The Odeon of Herodes Atticus
The Odeon of Herodes Atticus, located next door to the “Dionysos Theatre”, was probably the finest theatre in Greece and was built in 160 A.D. by Tiberius Claudius Atticus Herodes (c.107-177 A.D.), a very important figure at this period of time, who was a teacher and philosopher.
The theatre was actually built as a memorial to his wife, Regillas, who died in 160 A.D. It was actually the third Odeion to be built in Athens, after the Odeion of Agrippa and Odeion of Peicles.
Herodes, originally from Marathon, inherited a vast fortune when his father died. This fortune was also increased due to some activities that Herodes undertook. In 117 A.D., when he was only aged 16, he assisted Emperor Hadrian in acceding to the Roman throne. In 143 A.D., he became the consul to Rome, and was a teacher to Emperors Lucius Verus and Marcus Aurelius.
The theatre itself is a visually beautiful one, consisting of a three-storey stage building. This consisted of a central block with two separate wings.

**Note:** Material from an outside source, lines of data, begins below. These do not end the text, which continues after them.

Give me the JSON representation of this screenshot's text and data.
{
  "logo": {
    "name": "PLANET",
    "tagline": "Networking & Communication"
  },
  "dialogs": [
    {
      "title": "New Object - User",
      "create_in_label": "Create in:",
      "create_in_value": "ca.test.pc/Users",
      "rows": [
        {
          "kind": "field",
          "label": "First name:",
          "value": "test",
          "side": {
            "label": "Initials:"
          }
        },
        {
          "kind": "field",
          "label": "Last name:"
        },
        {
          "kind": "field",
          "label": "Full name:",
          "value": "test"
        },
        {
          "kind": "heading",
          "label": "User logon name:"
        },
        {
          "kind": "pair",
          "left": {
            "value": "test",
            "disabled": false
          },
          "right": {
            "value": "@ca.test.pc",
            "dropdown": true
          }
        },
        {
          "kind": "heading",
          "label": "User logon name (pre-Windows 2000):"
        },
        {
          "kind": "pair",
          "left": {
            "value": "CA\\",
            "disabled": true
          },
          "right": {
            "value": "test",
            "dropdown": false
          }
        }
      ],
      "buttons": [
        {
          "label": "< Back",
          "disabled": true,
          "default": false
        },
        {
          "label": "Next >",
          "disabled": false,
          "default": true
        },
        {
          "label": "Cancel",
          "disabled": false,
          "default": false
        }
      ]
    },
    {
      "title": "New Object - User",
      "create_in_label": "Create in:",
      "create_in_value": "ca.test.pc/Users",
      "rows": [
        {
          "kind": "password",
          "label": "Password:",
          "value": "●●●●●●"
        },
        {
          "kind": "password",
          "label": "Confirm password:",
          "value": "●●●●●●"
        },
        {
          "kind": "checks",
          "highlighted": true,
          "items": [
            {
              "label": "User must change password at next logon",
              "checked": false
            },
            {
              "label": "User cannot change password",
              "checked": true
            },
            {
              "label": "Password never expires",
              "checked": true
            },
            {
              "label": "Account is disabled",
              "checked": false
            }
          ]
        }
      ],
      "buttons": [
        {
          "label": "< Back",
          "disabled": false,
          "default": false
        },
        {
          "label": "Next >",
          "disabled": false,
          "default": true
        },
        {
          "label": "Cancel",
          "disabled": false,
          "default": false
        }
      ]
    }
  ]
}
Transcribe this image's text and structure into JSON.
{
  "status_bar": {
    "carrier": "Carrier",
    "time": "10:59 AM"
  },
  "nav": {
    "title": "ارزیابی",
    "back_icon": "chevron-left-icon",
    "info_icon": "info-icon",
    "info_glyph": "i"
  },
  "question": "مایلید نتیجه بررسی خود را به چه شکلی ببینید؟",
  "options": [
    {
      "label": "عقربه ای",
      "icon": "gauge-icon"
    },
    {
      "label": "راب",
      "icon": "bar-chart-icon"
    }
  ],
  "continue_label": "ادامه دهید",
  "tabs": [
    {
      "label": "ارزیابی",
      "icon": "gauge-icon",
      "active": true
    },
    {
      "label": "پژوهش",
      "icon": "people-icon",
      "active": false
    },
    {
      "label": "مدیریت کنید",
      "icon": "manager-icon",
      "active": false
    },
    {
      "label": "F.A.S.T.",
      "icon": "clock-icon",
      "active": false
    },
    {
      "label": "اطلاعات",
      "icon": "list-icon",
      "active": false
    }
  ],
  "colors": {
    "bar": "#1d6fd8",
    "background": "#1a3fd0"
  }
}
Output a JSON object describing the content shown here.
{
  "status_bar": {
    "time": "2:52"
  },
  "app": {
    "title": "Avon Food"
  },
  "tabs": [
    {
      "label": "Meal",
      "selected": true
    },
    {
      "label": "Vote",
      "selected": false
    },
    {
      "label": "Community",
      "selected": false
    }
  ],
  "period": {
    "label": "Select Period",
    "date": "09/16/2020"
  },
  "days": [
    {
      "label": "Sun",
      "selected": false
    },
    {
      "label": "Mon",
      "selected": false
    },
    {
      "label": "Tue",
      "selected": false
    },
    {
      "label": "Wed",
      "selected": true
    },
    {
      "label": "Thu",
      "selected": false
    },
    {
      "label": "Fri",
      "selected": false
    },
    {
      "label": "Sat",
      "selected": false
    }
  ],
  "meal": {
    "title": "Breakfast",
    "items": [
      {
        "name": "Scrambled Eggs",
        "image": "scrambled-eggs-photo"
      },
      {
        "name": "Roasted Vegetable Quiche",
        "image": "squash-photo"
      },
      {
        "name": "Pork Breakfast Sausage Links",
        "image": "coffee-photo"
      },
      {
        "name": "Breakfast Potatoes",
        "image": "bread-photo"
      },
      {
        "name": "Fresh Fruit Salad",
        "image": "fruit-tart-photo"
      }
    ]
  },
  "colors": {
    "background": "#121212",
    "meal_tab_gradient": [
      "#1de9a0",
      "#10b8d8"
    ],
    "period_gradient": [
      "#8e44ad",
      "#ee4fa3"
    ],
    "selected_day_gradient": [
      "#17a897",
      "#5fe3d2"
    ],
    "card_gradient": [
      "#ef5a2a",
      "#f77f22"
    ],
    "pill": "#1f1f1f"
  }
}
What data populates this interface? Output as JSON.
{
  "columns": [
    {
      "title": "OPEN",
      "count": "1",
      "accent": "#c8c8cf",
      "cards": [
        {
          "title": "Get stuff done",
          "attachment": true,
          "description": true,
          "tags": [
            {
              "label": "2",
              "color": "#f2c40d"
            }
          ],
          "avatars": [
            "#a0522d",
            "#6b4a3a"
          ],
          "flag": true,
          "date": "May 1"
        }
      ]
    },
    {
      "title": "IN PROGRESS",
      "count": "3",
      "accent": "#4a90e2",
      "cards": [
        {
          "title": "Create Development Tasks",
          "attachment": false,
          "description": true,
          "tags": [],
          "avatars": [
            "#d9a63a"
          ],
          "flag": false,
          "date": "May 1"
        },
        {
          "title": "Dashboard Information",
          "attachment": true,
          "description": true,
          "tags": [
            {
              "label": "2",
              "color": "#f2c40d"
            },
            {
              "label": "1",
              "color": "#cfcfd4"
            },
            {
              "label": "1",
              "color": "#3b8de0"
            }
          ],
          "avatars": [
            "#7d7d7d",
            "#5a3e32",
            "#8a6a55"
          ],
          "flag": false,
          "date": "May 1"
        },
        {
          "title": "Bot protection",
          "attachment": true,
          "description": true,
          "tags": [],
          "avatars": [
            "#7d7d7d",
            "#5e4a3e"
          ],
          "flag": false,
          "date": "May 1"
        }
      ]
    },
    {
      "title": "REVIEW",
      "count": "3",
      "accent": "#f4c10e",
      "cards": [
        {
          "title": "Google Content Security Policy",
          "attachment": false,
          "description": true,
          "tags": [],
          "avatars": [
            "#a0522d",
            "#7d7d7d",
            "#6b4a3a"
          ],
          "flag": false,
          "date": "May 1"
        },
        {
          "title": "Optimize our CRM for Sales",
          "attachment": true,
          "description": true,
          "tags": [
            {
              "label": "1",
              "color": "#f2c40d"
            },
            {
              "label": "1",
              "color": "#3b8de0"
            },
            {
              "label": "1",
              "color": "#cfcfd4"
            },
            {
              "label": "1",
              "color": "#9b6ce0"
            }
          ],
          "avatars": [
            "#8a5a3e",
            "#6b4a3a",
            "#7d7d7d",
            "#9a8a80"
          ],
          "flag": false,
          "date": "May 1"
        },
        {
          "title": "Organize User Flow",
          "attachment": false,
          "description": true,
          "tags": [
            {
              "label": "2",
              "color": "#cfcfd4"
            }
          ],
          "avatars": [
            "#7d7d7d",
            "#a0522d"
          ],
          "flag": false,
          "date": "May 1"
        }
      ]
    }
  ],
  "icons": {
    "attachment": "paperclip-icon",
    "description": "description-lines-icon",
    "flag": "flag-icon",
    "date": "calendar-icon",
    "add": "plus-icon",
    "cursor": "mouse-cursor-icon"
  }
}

The walls were broken up by columns and windows, which were decorated with stunning statues and other works of art. The theatre, built into the Acropolis rock is semicircular in shape, with a radius of 38 meters (124 ft). It can seat up to 5000 spectators.
The facade of the theatre was 28 meters (92 ft) in height, and is a visual treat, set against the backdrop of the Acropolis and Parthenon, which look on majestically. Unfortunately, this theatre is only open to the public during special performances or concerts, and the Athens Festival, which takes place here every summer.
However, on approaching the Acropolis for a visit to the Parthenon, or the Dionysos Theatre, one will almost certainly make a brief stop here, and admire the theatre and its dominating and inspiring appearance.